Kampt, kampt un kampt. Vēl, vēl, vēl un vēl. Īpaši neaizraujoties ar domām par citiem cilvēkiem. Vai valsti. Vai ko citu.
Ak, jā, dažiem būtiskāk var šķist tas, ka šī grāmata mēģina dot atbildi uz jautājumu — kādā veidā gan vienam cilvēkam izdevās to visu pakampt? Protams, ja viņš tiešām bija viens...
|Lapsa Lato, čevska K|
Finalist for the NBCC award for Criticism.
Whether it's commentary on jaded youth, the ways technology has made us soft in the head, or how wrestling a hotel minibar into a bathtub is the best way to stick it to The Man, Ugresic writes with unmatched honesty and panache.
Kick Ass: Selected Columns of Carl Hiaasen
Beginning with "Welcome to South Florida", a chapter introducing such everyday events as animal sacrifice, riots at the beach, and a shootout over limes at the supermarket, this collection organizes over 200 columns into 18 chapters, chronicling events and defining the issues that have kept the South Florida melting pot bubbling throughout the '80s and '90s. An introductory essay provides an overview of Hiassen's career and outlines his principal concerns as a journalist.
Koba the Dread
A brilliant weave of personal involvement, vivid biography and political insight, Koba the Dread is the successor to Martin Amis’s award-winning memoir, Experience.

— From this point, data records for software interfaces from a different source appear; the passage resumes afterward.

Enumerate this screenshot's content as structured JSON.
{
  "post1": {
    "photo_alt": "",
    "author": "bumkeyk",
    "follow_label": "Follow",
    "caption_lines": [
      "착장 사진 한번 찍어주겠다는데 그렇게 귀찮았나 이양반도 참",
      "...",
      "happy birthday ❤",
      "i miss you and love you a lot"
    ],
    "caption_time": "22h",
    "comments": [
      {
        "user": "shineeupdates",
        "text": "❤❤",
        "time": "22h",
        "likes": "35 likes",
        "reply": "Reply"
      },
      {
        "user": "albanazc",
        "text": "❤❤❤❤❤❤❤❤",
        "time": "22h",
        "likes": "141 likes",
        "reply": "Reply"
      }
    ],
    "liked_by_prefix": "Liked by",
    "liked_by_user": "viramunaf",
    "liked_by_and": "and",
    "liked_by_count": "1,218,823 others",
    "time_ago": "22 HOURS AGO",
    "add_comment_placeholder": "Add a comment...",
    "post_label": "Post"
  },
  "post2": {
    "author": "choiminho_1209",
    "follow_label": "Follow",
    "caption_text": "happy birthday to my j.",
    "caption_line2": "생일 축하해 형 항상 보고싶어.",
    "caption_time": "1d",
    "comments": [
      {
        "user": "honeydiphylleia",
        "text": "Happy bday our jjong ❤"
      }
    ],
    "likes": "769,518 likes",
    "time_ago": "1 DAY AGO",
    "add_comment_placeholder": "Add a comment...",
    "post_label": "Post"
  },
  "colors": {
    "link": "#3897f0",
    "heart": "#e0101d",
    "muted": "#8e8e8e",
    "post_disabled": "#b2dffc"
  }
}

Koba the Dread captures the appeal of one of the most powerful belief systems of the 20th century—one that spread through the world, both captivating it and staining it red. It addresses itself to the central lacuna of 20th-century thought: the indulgence of Communism by the intellectuals of the West. In between the personal beginnings and the personal ending, Amis gives us perhaps the best one-hundred pages ever written about Stalin: Koba the Dread, Iosif the Terrible.
The author’s father, Kingsley Amis, though later reactionary in tendency, was a “Comintern dogsbody” (as he would come to put it) from 1941 to 1956. His second-closest, and then his closest friend (after the death of the poet Philip Larkin), was Robert Conquest, our leading Sovietologist whose book of 1968, The Great Terror, was second only to Solzhenitsyn’s The Gulag Archipelago in undermining the USSR. The present memoir explores these connections.
Stalin said that the death of one person was tragic, the death of a million a mere “statistic.” Koba the Dread, during whose course the author absorbs a particular, a familial death, is a rebuttal of Stalin’s aphorism.